Smooth, Sleek & Statement-Worthy
There are few door styles that are as unique or striking as a custom pivot door. Perhaps the most compelling feature that attracts clients to this option is how much larger they can make your entryway look. In fact, a pivot door allows you to build a much larger door than a standard swinging single door — not to mention, the eye-catching pivot point creates a conversation piece among guests, family, and friends. Interested in designing your own? Follow along to learn more about their history, anatomy, and benefits.
What is a Pivot Door?
To provide a basic definition, a pivot door is a swinging door that rotates on a vertical axis, or a spindle. Meanwhile, regular hinged doors are attached to the side of a door adjacent to the wall. Check out the visual comparison below to see how a traditional hinged door differs from a pivot door.
The History of Pivot Doors
Although modern pivot doors seem to be a contemporary trend, the technology dates back centuries. According to FritsJurgens®, an example of an early pivot door can be found in the ancient city of Persepolis in modern-day Iran. Additionally, there are several indications of this door style found in the Gate of All Nations, a grand hall that was built between 486 and 465 B.C.
The Anatomy of a Pivot Door
Essentially, a pivot door is a pivoting panel that can take on any type of custom design or measurement. Its basic elements include:
- The door panel

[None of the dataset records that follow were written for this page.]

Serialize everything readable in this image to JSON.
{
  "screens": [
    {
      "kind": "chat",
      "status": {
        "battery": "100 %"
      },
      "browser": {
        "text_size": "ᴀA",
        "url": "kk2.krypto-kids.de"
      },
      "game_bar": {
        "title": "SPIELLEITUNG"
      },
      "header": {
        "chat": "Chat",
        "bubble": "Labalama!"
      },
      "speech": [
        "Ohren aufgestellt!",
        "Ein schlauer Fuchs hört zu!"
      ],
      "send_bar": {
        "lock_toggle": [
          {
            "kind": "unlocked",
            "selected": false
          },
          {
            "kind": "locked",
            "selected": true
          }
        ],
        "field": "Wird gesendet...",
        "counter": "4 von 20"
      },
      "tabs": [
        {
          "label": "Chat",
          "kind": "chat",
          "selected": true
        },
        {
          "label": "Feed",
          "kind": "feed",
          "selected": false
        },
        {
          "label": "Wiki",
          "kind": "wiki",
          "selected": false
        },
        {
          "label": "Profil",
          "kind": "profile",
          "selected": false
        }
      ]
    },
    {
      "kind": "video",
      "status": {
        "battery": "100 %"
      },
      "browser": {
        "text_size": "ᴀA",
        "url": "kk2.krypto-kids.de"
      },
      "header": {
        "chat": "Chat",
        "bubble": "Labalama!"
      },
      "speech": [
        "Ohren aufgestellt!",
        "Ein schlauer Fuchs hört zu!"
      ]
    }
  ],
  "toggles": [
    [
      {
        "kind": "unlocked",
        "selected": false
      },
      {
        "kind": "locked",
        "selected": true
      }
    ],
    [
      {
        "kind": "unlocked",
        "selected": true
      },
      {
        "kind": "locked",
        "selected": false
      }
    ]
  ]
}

- A pivot system
- A top pivot
- A floor plate
- A ceiling plate
Unlike ancient examples, modern pivot doors don’t rotate on an extension of the vertical axis. Instead, they leverage a pivot hinge system and a top pivot that are both invisible on the finished door. Where the pivot is located depends on personal preference and the width of the door. Typically, it’s about 15” from the end, but that may change if the designer or homeowner needs a bigger or smaller opening to walk through.